The long-suffering Lillie Anne O'Mallery (Barbara Figgins) is trying to keep the peace between her motley crew of siblings: pill-popping Adlean (Kristin Collins), conspiracy theorist Marie (Anita Deely), and the disinterested James T. (John Henry Roberts). The middle-aged, working-class white family snipes, bickers, and breaks out old grudges as they await the arrival of Barbara, nicknamed "Zippity-Boom," their hard-drinking, crack-smoking sister. This family barbecue, it turns out, is just an attempt to lure Barbara out to the park for an intervention.

Before Barbara can arrive, the scene cuts to a blackout. When the lights return, the O'Mallerys have been replaced. They have the same names, they're wearing the same costumes, but this time they're played by black actors, and their behavior goes from bad to worse. Marie, now played with deranged confidence by standout Celeste M. Cooper, has been hitting her bottle of Jack Daniels hard, James T. (Terence Sims) breaks out his Taser, and Lillie Anne and Adlean (Deanna Reed Foster and Kamille Dawkins) can't agree on anything. The two casts switch places yet again before Barbara arrives, but just when the audience is settling into this concept, Barbecue transforms yet again.

The twist is certainly surprising, but the change in focus does not improve the play. Barbecue's first act is an incisive meta-exploration of audience perception and racial stereotypes. Now and then it veers into potentially offensive territory, but it does so in the pursuit of self-awareness. Its second act devolves into a cynical showbiz satire that doesn't add much to the conversation. Sharply comedic performances by Ginneh Thomas and Abby Pierce buoy the second act, but fail to save it.

At its best, Robert O'Hara's dialogue is raucous, with the talented ensemble cast showcasing the script's sense of rhythm and wicked one-liners. But more often than not, his humor fails to land, especially when skewering Hollywood and celebrity culture. Guided by director Damon Kiely, there is some strong physical comedy early in the play, but the staging is otherwise unremarkable.

This hit-or-miss aesthetic carries into Barbecue's design. The public park that hosts Zippity-Boom's intervention is rendered with middling success in Joanna Iwanicka's set: the realistic grit of the benches and the barbecue itself are mismatched with the impressionistic sky. Aly Renee Amidei's costumes are clever when they're serving double duty on two different casts, but as the play's focus shifts to Hollywood, the clothes never quite read as luxe as they're supposed to.

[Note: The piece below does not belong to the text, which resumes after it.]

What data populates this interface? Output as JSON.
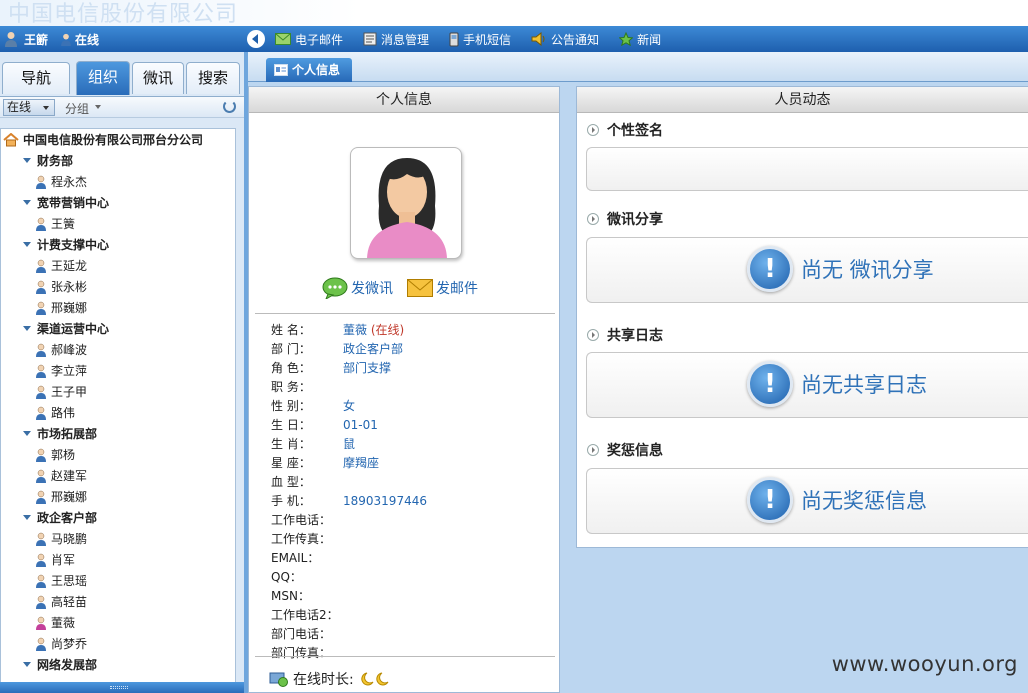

Barbecue brings all the ingredients for an interesting and relevant dark comedy, but it adds one twist too many and overcooks the whole thing.